Posted by Paul at 07:01 PM

July 03, 2005

Review - Preparing for the Twenty-First Century

Review - Preparing for the Twenty-First Century.

By Paul Kennedy

This is a solid overview of the economic, social and political forces that are shaping the world into the 21st century. Kennedy presents a good discussion of the changes that are affecting the world, and the challenges that humankind will have to deal with to survive.

The general trends that he lays out include the demographic explosion, the rise of information technology that is driving a communications and financial revolution, biotechnology, robotics and dangers to the environment.

As with many recent commentators, Kennedy points out the ever-increasing gaps between wealthy and poor nations, and posits that "... the most important influence on a nation's responsiveness to change probably is its social attitudes, religious beliefs, and culture."
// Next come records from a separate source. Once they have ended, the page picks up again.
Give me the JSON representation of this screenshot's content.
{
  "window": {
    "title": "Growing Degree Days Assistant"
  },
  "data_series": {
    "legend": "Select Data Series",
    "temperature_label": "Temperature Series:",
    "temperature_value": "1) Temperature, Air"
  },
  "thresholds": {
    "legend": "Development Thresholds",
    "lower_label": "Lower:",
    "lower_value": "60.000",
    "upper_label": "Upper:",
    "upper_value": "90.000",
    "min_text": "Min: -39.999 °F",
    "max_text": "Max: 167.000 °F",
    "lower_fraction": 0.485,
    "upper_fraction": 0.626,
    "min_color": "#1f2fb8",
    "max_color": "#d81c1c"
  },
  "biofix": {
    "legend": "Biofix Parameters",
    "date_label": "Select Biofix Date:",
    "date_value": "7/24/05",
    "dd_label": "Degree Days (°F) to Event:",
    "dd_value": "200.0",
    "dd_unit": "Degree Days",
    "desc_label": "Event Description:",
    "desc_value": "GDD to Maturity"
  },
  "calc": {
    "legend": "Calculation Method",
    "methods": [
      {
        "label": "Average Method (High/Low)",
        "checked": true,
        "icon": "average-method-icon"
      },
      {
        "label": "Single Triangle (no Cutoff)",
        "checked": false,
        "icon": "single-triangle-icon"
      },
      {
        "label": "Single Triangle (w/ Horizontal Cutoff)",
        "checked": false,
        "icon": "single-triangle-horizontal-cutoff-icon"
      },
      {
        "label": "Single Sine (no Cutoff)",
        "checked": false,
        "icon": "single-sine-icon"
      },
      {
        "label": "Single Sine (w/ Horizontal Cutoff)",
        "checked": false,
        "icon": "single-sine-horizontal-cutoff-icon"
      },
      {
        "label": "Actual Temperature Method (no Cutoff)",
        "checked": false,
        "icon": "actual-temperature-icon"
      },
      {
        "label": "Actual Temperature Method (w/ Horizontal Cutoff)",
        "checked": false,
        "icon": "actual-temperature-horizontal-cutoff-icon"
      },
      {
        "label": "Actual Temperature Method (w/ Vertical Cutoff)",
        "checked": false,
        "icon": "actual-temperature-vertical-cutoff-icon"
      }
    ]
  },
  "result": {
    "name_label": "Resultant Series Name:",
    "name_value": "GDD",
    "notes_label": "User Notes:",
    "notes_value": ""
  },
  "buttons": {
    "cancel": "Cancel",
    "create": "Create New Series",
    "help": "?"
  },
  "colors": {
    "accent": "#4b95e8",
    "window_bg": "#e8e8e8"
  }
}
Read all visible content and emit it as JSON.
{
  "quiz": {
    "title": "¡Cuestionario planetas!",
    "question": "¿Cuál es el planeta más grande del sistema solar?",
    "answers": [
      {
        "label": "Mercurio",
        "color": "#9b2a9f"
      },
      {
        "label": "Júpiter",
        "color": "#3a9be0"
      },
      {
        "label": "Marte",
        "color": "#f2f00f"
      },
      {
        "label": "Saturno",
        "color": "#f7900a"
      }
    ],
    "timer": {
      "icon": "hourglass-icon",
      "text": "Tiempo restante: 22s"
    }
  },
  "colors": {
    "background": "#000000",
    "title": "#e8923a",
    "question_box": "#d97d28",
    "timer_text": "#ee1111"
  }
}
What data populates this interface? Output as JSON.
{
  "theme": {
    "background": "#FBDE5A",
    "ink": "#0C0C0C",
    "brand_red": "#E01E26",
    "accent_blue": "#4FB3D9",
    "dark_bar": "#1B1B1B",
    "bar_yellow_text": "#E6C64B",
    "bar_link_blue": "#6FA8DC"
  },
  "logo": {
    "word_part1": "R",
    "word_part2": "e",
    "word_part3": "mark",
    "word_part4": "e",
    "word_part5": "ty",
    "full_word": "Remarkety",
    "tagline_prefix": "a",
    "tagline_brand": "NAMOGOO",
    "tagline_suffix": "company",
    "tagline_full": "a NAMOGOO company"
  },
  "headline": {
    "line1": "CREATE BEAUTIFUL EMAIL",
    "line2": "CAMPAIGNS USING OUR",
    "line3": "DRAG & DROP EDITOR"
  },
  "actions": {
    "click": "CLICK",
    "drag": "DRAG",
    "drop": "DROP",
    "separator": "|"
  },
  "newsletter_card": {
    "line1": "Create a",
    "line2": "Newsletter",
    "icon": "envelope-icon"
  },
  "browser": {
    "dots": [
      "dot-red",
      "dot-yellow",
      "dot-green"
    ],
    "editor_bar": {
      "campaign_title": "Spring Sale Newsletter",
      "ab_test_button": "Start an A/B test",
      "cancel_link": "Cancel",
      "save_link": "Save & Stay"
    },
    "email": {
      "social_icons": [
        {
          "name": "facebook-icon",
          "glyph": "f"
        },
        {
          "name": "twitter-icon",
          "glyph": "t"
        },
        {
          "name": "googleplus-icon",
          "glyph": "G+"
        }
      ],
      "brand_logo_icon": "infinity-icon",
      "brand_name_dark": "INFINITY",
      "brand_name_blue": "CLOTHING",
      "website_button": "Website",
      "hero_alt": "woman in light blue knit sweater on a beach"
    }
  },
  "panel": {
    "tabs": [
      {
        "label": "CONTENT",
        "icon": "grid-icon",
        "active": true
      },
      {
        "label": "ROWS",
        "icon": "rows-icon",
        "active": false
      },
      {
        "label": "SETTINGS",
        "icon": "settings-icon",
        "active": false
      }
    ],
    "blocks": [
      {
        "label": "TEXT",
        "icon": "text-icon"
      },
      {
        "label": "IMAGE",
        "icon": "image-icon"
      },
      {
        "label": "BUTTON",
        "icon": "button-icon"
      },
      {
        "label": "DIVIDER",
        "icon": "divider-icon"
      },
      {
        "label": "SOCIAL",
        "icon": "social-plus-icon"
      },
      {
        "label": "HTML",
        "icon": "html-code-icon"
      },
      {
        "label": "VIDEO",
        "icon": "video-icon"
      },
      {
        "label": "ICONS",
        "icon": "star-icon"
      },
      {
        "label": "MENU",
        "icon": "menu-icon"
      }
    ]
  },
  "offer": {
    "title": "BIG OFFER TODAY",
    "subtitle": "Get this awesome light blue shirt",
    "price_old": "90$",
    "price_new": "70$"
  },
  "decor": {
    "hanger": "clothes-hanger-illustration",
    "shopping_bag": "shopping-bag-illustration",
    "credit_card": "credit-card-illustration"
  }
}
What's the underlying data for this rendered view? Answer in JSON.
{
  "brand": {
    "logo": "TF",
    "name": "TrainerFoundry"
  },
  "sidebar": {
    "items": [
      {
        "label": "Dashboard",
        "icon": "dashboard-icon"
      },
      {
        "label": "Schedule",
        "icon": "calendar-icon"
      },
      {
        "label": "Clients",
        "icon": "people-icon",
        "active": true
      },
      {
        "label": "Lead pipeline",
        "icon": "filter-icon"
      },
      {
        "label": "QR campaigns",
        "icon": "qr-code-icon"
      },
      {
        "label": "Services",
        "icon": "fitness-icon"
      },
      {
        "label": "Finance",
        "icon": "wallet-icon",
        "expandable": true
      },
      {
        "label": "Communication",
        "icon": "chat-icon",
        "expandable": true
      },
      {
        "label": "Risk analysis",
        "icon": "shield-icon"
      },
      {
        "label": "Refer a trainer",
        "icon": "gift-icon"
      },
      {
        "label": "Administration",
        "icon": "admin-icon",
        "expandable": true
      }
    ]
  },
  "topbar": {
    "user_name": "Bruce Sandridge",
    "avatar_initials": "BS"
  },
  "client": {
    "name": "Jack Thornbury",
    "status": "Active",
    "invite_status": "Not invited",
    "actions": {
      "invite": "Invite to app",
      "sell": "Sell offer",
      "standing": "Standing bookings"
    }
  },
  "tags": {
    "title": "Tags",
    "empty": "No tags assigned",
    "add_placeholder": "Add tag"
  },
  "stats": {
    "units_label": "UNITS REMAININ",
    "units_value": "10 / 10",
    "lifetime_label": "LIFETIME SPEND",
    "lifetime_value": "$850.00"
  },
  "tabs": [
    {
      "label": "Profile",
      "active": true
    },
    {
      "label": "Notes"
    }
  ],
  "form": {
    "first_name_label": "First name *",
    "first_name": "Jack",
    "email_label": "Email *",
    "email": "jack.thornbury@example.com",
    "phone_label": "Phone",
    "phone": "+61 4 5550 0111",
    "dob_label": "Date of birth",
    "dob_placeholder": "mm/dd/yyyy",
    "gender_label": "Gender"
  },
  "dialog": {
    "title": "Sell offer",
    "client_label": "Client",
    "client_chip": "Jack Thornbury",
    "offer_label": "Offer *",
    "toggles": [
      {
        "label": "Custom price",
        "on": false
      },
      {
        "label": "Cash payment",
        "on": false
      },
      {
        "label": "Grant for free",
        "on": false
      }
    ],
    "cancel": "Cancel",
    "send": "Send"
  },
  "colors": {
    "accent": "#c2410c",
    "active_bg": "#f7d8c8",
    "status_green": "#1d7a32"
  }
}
While not shying away from the huge problems we face, Kennedy believes people and nations can choose to respond positively to change, however that requires the adoption of "... a market economy, at least to the extent that merchants and entrepreneurs are not discriminated against, deterred, and preyed upon; the abscence of rigid, doctrinal orthodoxy; the freedom to inquire, to dispute, to experiment; a belief in the possibilities of improvement; a concern for the practical rather than the abstract; a rationalism that defies mandarin codes, religious dogma, and traditional folklore."

The question is whether or not our political and social structures can adapt quickly enough to keep a handle on the massive changes going on around us.

"It is inconcievable that the earth can sustain a population of 10 billion people devouring resources at the rate enjoyed by richer societies today -- or at even half that rate. Well before total world population reaches that level, irreparable damage to forests, water supplies, and animal and plant species will have occurred, and many environmental thresholds may have been breached."

Can we run fast enough to stay in place?

Posted by Paul at 06:32 PM

July 01, 2005

Review - The Secret Voyage of Sir Francis Drake

The Secret Voyage of Sir Francis Drake 1577-1580.

By Samuel Bawlf

Take painstaking historical research, add a buccaneering yarn about one of the greatest sailors and adventurers who ever sailed the seas, toss in the development of new theories about exploration that read like a detective novel and you get this wonderful book by Samuel Bawlf.

The gist of the story is that Bawlf believes Drake got much further north up the coast of western Canada in a search for an Arctic passage than previously believed, and he makes an excellent case.

Maps and charts have always had great strategic value, and the charts and logs of Drake's various voyages were purposely obfuscated and censored.

Posted by Paul at 06:24 PM